Brazil Government to Fight Court Decision on Lula in Appealby
Attorney General's office is defining the best appeal strategy
Local paper reports government will announce stimulus package
Brazil’s government will appeal the decision by a Supreme Court justice late Friday that prevents former President Luiz Inacio Lula da Silva from assuming the ministerial chief of staff position.
The Attorney General’s office is defining the best strategy to proceed with its appeal at Brazil’s highest court, according to its press office. Meanwhile, the government will also announce a stimulus package on Monday that aims to inject 15 billion reais ($4 billion) into the economy in the second half of 2016, newspaper Folha de S. Paulo reported, without saying how it got the information.
Pressure is mounting for President Dilma Rousseff’s impeachment, with millions turning out nationwide in the past week to call for her removal as the Lower House formed a committee to hear the case on whether to oust her. The Brazilian bar association also voted to back the move and popular support for impeachment, as measured by polling company Datafolha rose to 68 percent, up from 60 percent in February.
Among those surveyed by the Datafolha poll, 69 percent rated the government bad or terrible. The poll of 2,794 people was conducted March 17-18, and has a margin of error of plus or minus two percentage points.
Former president Fernando Henrique Cardoso has come to support impeachment citing the government’s inability to function, according to an interview published Saturday by newspaper Estado de S. Paulo. Legitimacy of impeachment comes not from Congress today, but rather from street demonstrations, he said.

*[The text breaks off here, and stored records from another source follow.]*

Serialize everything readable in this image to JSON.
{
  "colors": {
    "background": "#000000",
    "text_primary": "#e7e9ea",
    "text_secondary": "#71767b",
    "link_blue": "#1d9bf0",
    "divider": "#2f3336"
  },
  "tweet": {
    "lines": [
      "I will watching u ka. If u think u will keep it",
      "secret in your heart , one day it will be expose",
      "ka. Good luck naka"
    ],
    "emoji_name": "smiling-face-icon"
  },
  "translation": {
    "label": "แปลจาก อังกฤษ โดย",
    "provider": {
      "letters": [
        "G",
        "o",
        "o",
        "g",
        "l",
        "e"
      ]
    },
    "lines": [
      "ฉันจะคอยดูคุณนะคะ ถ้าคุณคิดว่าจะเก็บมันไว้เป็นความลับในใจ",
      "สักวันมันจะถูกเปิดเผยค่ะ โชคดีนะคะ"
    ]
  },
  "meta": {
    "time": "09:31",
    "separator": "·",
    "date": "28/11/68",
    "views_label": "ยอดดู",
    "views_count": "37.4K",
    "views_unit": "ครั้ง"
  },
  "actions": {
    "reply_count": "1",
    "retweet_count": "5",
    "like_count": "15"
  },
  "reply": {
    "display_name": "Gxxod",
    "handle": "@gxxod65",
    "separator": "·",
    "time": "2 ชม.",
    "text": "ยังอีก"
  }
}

Supreme Court Justice Gilmar Mendes issued an injunction on Friday night suspending Lula’s appointment and returning a probe of the former president to federal Judge Sergio Moro, saying Lula’s appointment appeared to be an attempt by Rousseff to shield him.
Mendes’s ruling can be overturned by a session of the full Supreme Court, which is the only judicial branch that can probe, indict or imprison presidents or cabinet members.
The Attorney General’s office on Saturday also submitted a request Supreme Court justice Teori Zavascki that all injunctions preventing Lula from assuming the chief of staff position be suspended until the Supreme Court rules on the case, according to its press office.
Brazilian magazine Veja published an interview with Senator Delcidio do Amaral on Saturday, who had been the government’s Senate leader until he was arrested last year and signed a plea bargain while in custody. Do Amaral claimed that Lula negotiated directly with coalition parties for director positions at state-run oil giant Petroleo Brasileiro SA, and knew parties used the positions to finance political campaigns.
The Lula Institute’s spokesperson, Jose Chrispiano, declined to comment on the declarations.
Of those polled by Datafolha, 68 percent said Lula accepted the position as Rousseff’s chief of staff to gain privileged legal status amid the corruption probe. Seven percent said it was for that reason, and also to help strengthen the Rousseff administration.
Government critics weren’t the only ones overtaking Brazil’s streets this week. Hundreds of thousands of supporters turned out Friday to defend Rousseff and denounce a process many of them say amounts to a coup. The largest demonstration took place in Sao Paulo, where Lula himself joined the rally and told cheering crowds that “Rousseff is suffering a coup attempt.”
Politics overshadowing the nation are drawing attention away from measures required to shore up government accounts, regenerate confidence and help pull the economy from what’s shaping up to be its worst recession on record.
“Improvement in the political situation will also help the economic recovery,” Finance Minister Nelson Barbosa said Friday. “Today the political uncertainty delays the economic recovery.”
Barbosa has already sought to boost economic growth this year by freeing up 83 billion reais in additional lending by state institutions. Brazil’s economy is expected to contract 3.5 percent this year, according to economists surveyed by Bloomberg, following a 3.8 percent dive in 2015. That would be the first time since 1901 that Brazil has had back-to-back recessions deeper than 3 percent, according to data from the government’s economic research institute, known as IPEA.
The press office of Brazil’s Finance Ministry didn’t immediately return calls or e-mails on Saturday.